Bookmakers give the Conservatives a 95.2 percent chance of retaining the most seats at 1/20, with opposition party Labour a distinct longshot at 14/1.
Labour has enjoyed a resurgence over the past two weeks, but it’s likely to be too little, too late.
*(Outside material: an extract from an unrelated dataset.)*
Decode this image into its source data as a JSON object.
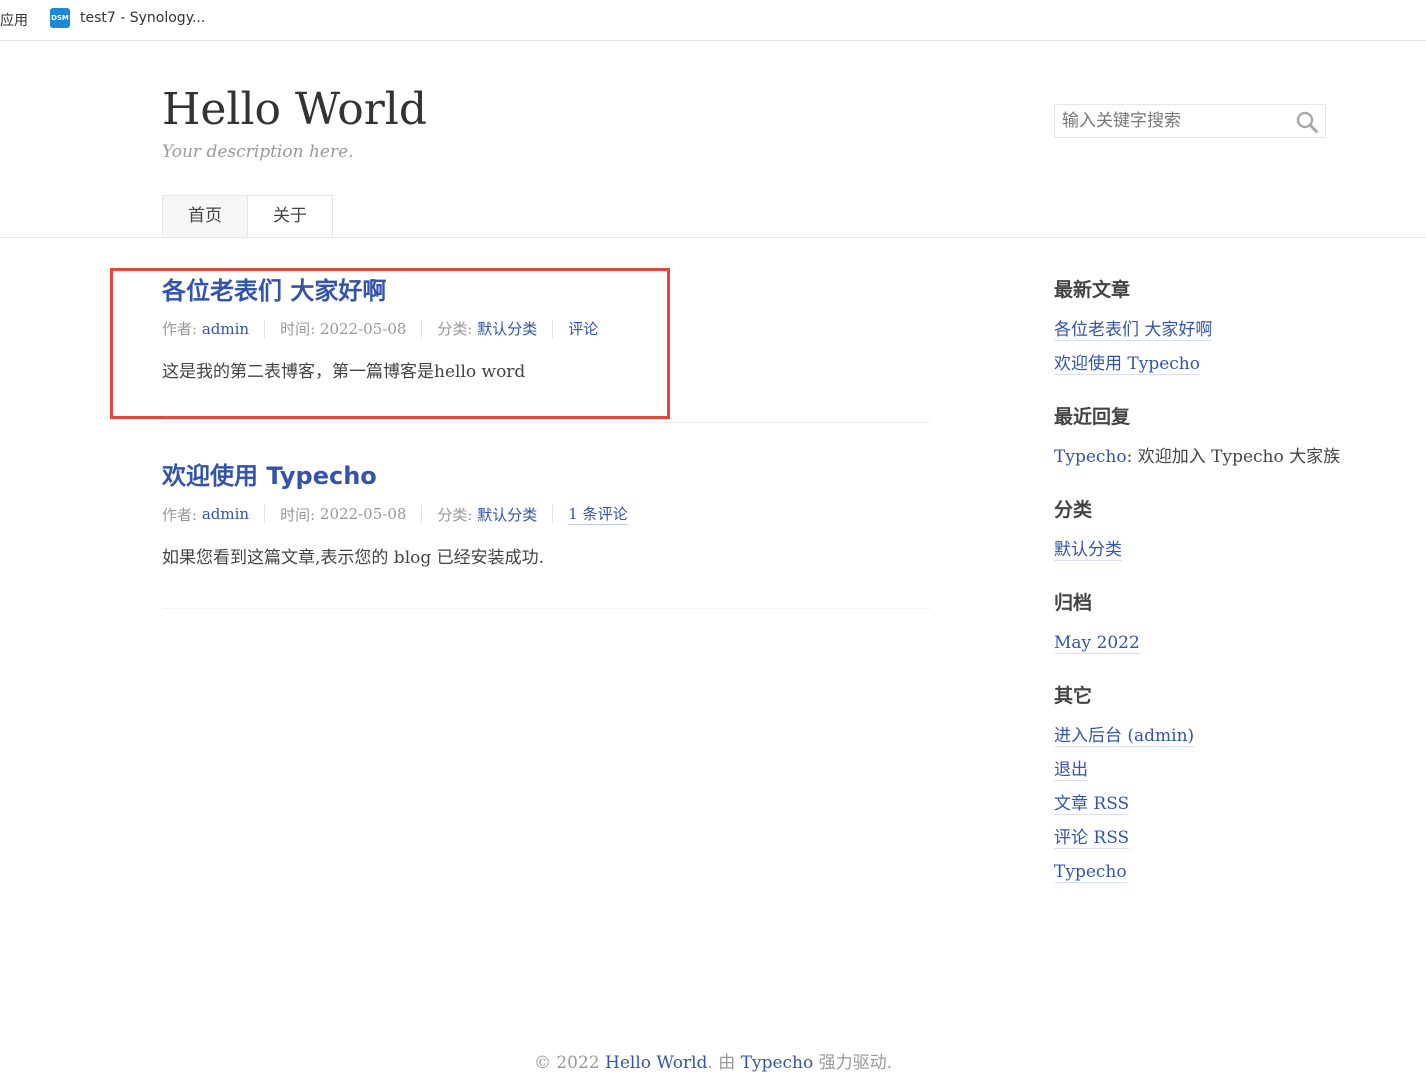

Nevertheless, it has cut the odds of a Conservative majority from 1/4 to 4/9.
But the phenomenon of tactical voting could hold some surprises.
Since 2017, the government has been paralyzed by a lack of an overall majority, which has stymied its efforts to take decisive action on an exit deal with the European Union.
While Labour has promised a radical spending plan that would end austerity, renationalize rail, mail, water, and energy, and usher in a “Green Industrial Revolution,” the Conservatives are campaigning under the simple mantra of “Get Brexit Done” – sensing, correctly, that Britons are fed up with the whole sorry saga.
But the lack of a working majority illustrates how split the country has become politically and how polarized the public remains over Brexit, which was endorsed by 52 percent of voters in 2016.
If elected, Labour and the Scottish National Party (SNP) would hold another referendum on Brexit, while the Liberal Democrats would cancel Brexit entirely.
That means the vote among those who wish to remain in the EU is split among opposition parties, while traditional Labour supporters who voted for Brexit must choose between tribal party loyalties and their desire to leave Europe.
Meanwhile, for those determined to stay in the EU, which may include some traditional Conservative voters, tactical voting comes into play — and this is why it’s such a tough election to call.
Will Brexit Get Done?
In seats where Conservatives can be challenged, voters are putting aside their political differences, holding their noses, and voting for the party most likely to topple Johnson. Numerous websites have sprung up advising how to vote strategically.
But it’s almost impossible to know how many people will vote tactically on election day, and in which constituencies, until they actually do it.
Analysis published last week by the pro-Remain campaign “Best for Britain” found that Johnson would be denied a majority if just 41,000 people voted tactically in 36 of the UK’s 650 constituencies.
The failure of a single party to win a majority is called a hung parliament. When this happens, the prime minister in power before the election is given the choice of forming a coalition government with another party or struggling on with a minority government. He could also resign and ask the opposition government to form a coalition, although in Johnson’s case, this is unlikely.
If the Conservatives return to power with a working majority, they have promised to pass a withdrawal agreement with the EU in January. But a minority government would result in further stalemate, severely hampering their ability to get Brexit done.